Three New Alternative Therapies Everyone Should Try

I'll admit it. I’m a sucker for alternative medicine. Aromatherapy, meditation, yoga, herbalism. I’ve tried it all. My hunt for the perfect wellness concoction was inspired by my mother’s obsession with essential oils and obstinate refusal to see a doctor unless it was an emergency. Ever since I became conscious of my health habits, I have had this intense desire to try any—and all—possible alternative therapies that can support my love for holistic medicine and improve my overall health. Recently, I have done some research on what practices are becoming more popular and have the most positive reviews. 

There is a long withstanding stigma that alternative medicine is pseudoscience and not as effective as conventional treatment. But, contrary to popular belief, there are a wide range of therapies offered that have origins dating back thousands of years. While more research is needed to gain a better understanding of all the potential benefits of each type of alternative therapy, it's reassuring to know alternative medicine is slowly gaining acceptance within the medical and wellness community. There are traditional alternative therapies such as chiropractic care, massage therapy and acupuncture that some of you may already be familiar with. Most of these therapies are labeled as complementary, meaning they are used alongside conventional medical treatment. Listed below are some high-tech, emerging complementary therapies that everyone should try at least once in their life**. 

**Each of these alternative medical treatments mentioned is 100% safe when used properly and always includes varying levels of care to match specific needs. But as always, make sure to talk with your healthcare provider to determine if this treatment is right for you.

 

Cryotherapy 

Cryotherapy, also known as cold therapy, is a treatment technique that exposes the body to subzero temperatures. This type of therapy can be delivered to one area or the entire body. The more common whole-body form of cryotherapy consists of immersing the entire body in extremely cold air for several minutes (usually between 3 to 4 minutes). The main benefits of this alternative treatment are reduced inflammation and pain relief of muscles or joints. This therapy is also used to treat mood disorders and skin conditions like atopic dermatitis. 

 

Halotherapy 

Halotherapy, also called salt therapy, is the use of salt for different treatments. The dry method of halotherapy uses man-made salt rooms where users inhale and are completely immersed in microparticles of salt. This type of alternative therapy has been around for hundreds of years before being recognized as a form of therapeutic medicine. Sessions can last anywhere between 10 to 45 minutes. Common respiratory illnesses that can be treated by salt therapy include asthma, chronic obstructive pulmonary disorder (COPD), chronic bronchitis, sinus infections, sleep apnea and allergies. This therapy is also said to treat skin conditions such as dermatitis, psoriasis, eczema and acne. 

 

Floatation Therapy

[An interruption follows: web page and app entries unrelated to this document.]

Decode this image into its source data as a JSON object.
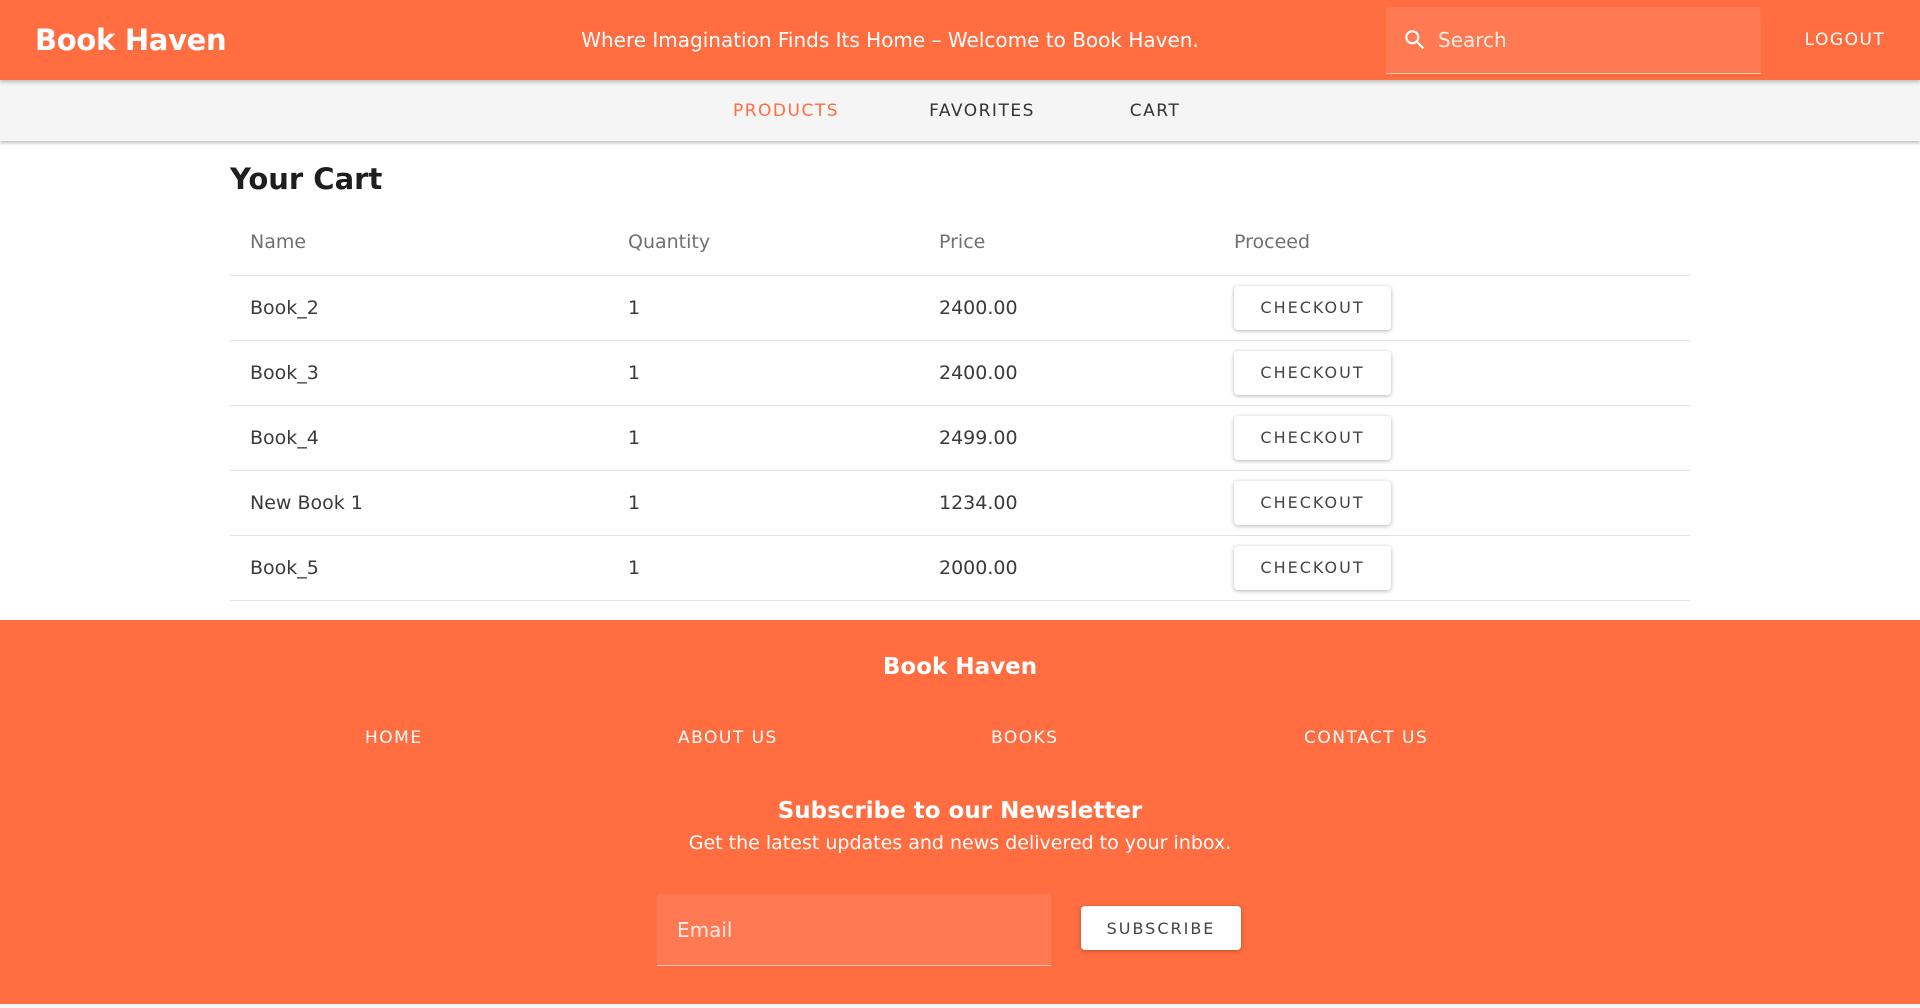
{
  "header": {
    "brand": "Book Haven",
    "tagline": "Where Imagination Finds Its Home – Welcome to Book Haven.",
    "search_placeholder": "Search",
    "search_icon": "search-icon",
    "logout_label": "LOGOUT"
  },
  "tabs": [
    {
      "label": "PRODUCTS",
      "active": true
    },
    {
      "label": "FAVORITES",
      "active": false
    },
    {
      "label": "CART",
      "active": false
    }
  ],
  "cart": {
    "title": "Your Cart",
    "columns": [
      "Name",
      "Quantity",
      "Price",
      "Proceed"
    ],
    "checkout_label": "CHECKOUT",
    "rows": [
      {
        "name": "Book_2",
        "quantity": "1",
        "price": "2400.00"
      },
      {
        "name": "Book_3",
        "quantity": "1",
        "price": "2400.00"
      },
      {
        "name": "Book_4",
        "quantity": "1",
        "price": "2499.00"
      },
      {
        "name": "New Book 1",
        "quantity": "1",
        "price": "1234.00"
      },
      {
        "name": "Book_5",
        "quantity": "1",
        "price": "2000.00"
      }
    ]
  },
  "footer": {
    "brand": "Book Haven",
    "links": [
      "HOME",
      "ABOUT US",
      "BOOKS",
      "CONTACT US"
    ],
    "newsletter_title": "Subscribe to our Newsletter",
    "newsletter_subtitle": "Get the latest updates and news delivered to your inbox.",
    "email_placeholder": "Email",
    "subscribe_label": "SUBSCRIBE"
  },
  "colors": {
    "accent": "#ff6d40",
    "field_bg": "#ff7a52",
    "tab_bar_bg": "#f5f5f5"
  }
}
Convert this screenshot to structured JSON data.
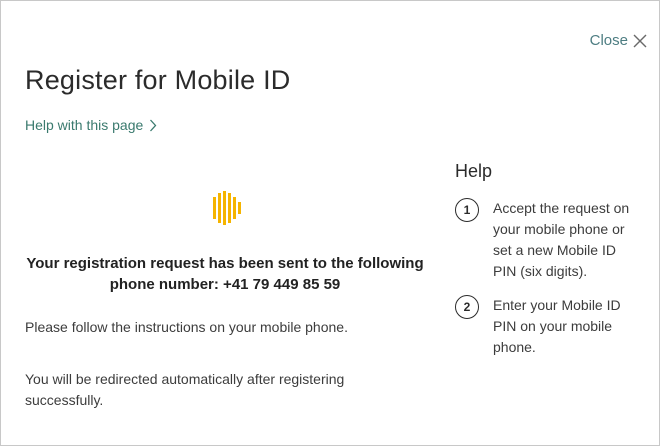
{
  "dialog": {
    "close_label": "Close",
    "title": "Register for Mobile ID",
    "help_link": "Help with this page"
  },
  "status": {
    "icon": "loading-bars-icon",
    "accent_color": "#f5b400",
    "message": "Your registration request has been sent to the following phone number: +41 79 449 85 59"
  },
  "instructions": [
    "Please follow the instructions on your mobile phone.",
    "You will be redirected automatically after registering successfully."
  ],
  "help": {
    "title": "Help",
    "steps": [
      {
        "number": "1",
        "text": "Accept the request on your mobile phone or set a new Mobile ID PIN (six digits)."
      },
      {
        "number": "2",
        "text": "Enter your Mobile ID PIN on your mobile phone."
      }
    ]
  }
}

Floatation Therapy is a form of restricted environmental stimulation therapy (REST) that uses a dim, soundproof tank filled with a foot or so of saltwater. Heated to a comfortable temperature, the high levels of salt in the water allow you to float weightlessly while encouraging your mind to enter into a deeply relaxed state. Some benefits found by users include muscle relaxation, improved focus and concentration, better sleep, a decrease in pain and decreased stress and anxiety. Sessions typically last for one hour.

 

I am convinced that everyone should give alternative medicine a try. We’re lucky to live in a period where more holistic approaches are gaining popularity and are widely accessible. So next time you talk with your healthcare provider, consider asking about alternative treatments. Branch out, try something new, and find what works best for you!